__Exercise objective__
Scan the entries and copy each line where the word "JSON" is present.

__Given data__
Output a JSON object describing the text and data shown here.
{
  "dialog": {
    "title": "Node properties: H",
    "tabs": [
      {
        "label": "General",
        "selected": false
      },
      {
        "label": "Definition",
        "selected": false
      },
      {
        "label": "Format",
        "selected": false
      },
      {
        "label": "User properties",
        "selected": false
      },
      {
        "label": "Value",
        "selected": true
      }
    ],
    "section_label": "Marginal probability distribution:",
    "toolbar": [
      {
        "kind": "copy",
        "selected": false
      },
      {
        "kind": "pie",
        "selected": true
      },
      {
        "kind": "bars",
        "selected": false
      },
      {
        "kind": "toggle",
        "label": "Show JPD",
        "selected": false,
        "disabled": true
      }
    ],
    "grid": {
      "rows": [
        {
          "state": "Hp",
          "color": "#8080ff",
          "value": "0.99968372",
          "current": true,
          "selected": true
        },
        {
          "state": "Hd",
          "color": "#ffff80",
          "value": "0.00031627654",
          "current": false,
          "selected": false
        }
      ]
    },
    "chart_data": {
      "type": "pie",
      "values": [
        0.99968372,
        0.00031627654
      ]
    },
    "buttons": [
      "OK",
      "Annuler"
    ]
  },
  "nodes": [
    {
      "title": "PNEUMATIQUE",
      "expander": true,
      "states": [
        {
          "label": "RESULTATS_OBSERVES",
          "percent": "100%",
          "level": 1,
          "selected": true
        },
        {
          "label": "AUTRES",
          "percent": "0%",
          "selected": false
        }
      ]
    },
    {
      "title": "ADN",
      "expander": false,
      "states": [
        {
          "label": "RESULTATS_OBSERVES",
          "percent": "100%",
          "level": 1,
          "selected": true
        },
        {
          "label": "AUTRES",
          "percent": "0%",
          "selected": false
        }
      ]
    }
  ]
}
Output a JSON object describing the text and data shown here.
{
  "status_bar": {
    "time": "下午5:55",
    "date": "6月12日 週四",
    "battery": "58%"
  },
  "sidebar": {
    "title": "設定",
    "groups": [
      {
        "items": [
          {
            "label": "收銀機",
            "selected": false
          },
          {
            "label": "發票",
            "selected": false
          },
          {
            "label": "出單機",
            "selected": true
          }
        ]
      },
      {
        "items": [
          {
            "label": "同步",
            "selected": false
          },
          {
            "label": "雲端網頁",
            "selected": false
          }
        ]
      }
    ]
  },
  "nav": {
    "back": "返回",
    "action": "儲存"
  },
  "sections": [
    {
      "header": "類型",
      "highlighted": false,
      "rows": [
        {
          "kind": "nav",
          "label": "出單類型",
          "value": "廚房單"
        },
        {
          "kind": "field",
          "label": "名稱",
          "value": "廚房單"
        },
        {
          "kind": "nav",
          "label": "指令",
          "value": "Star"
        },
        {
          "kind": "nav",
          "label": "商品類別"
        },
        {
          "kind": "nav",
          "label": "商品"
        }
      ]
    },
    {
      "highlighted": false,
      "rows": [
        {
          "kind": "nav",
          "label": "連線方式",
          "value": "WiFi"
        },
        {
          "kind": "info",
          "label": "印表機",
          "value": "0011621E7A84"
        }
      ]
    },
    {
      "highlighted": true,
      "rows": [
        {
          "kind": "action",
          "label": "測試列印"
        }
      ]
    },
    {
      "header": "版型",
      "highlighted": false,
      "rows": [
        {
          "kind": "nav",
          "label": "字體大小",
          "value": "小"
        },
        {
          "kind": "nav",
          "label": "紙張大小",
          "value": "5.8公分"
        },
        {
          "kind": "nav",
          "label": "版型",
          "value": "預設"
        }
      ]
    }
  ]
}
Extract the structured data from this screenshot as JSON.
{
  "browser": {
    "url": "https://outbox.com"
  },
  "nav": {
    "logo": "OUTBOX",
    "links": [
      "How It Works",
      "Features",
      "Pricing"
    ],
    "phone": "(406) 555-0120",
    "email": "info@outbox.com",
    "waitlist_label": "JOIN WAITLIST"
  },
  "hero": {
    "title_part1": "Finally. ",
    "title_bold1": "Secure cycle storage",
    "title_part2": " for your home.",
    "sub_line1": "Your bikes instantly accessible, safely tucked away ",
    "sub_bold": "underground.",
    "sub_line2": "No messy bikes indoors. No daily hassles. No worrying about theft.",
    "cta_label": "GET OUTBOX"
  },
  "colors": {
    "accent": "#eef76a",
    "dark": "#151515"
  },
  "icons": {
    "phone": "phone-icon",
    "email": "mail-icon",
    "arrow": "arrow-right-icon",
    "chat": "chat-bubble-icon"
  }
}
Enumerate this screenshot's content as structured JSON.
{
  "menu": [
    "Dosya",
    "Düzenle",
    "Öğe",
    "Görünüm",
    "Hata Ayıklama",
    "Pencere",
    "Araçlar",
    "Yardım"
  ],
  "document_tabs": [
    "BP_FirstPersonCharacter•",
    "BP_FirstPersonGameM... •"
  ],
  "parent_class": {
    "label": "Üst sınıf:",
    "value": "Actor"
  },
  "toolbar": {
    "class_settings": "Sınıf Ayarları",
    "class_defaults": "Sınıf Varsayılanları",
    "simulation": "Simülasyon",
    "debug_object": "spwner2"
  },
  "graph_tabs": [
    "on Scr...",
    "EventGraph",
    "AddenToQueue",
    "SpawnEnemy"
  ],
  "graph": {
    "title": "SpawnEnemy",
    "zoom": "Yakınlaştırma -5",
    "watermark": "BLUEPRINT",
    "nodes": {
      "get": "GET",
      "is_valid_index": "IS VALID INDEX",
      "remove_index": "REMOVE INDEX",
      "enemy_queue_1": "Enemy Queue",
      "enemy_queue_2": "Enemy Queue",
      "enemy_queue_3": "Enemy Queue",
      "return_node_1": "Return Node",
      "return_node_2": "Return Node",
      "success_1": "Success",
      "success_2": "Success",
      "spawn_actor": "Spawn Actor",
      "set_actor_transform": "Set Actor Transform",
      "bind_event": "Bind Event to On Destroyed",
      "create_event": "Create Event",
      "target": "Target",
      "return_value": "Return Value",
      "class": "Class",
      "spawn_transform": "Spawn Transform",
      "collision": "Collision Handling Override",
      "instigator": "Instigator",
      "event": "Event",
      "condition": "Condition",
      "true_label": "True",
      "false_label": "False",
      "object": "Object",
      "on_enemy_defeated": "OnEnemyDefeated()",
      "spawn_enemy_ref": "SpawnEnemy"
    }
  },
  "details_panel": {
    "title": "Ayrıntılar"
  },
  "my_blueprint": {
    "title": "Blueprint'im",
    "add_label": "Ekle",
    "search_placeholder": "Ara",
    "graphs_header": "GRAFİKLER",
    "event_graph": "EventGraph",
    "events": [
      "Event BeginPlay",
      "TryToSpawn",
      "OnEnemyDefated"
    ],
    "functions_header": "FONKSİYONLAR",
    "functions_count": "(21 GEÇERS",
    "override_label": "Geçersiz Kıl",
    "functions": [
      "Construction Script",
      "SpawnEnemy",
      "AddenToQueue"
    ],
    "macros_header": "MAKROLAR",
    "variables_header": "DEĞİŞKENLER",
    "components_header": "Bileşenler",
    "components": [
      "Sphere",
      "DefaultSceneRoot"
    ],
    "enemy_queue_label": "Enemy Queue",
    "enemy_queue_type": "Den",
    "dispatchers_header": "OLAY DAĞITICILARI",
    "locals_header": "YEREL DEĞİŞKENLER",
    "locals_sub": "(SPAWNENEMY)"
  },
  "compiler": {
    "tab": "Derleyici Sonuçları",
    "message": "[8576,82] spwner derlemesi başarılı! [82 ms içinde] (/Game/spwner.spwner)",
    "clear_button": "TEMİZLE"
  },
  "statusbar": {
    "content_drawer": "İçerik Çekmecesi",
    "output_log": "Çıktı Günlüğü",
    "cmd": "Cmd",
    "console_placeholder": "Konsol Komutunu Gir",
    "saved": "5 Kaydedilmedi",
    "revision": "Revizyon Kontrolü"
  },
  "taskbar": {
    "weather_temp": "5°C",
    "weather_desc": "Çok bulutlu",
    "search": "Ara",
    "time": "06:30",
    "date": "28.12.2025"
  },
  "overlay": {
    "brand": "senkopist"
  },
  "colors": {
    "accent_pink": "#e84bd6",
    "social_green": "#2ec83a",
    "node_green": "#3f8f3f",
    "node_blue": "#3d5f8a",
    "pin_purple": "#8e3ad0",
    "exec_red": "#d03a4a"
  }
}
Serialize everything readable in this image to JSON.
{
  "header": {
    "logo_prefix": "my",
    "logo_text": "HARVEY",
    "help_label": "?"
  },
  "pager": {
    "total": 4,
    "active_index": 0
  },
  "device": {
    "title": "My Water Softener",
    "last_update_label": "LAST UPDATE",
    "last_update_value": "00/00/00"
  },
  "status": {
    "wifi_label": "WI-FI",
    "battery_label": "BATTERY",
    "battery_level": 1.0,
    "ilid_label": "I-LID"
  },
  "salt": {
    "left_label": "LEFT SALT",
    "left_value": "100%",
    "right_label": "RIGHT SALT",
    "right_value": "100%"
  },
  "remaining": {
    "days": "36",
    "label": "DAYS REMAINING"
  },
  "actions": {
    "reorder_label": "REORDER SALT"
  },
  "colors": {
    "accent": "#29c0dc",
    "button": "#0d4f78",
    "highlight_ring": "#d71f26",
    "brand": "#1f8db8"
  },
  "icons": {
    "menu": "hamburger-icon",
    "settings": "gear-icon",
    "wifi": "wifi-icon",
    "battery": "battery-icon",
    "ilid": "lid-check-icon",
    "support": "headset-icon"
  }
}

__Result__
Output a JSON object describing the text and data shown here.
Output a JSON object describing the text and data shown here.
Extract the structured data from this screenshot as JSON.
Enumerate this screenshot's content as structured JSON.
Serialize everything readable in this image to JSON.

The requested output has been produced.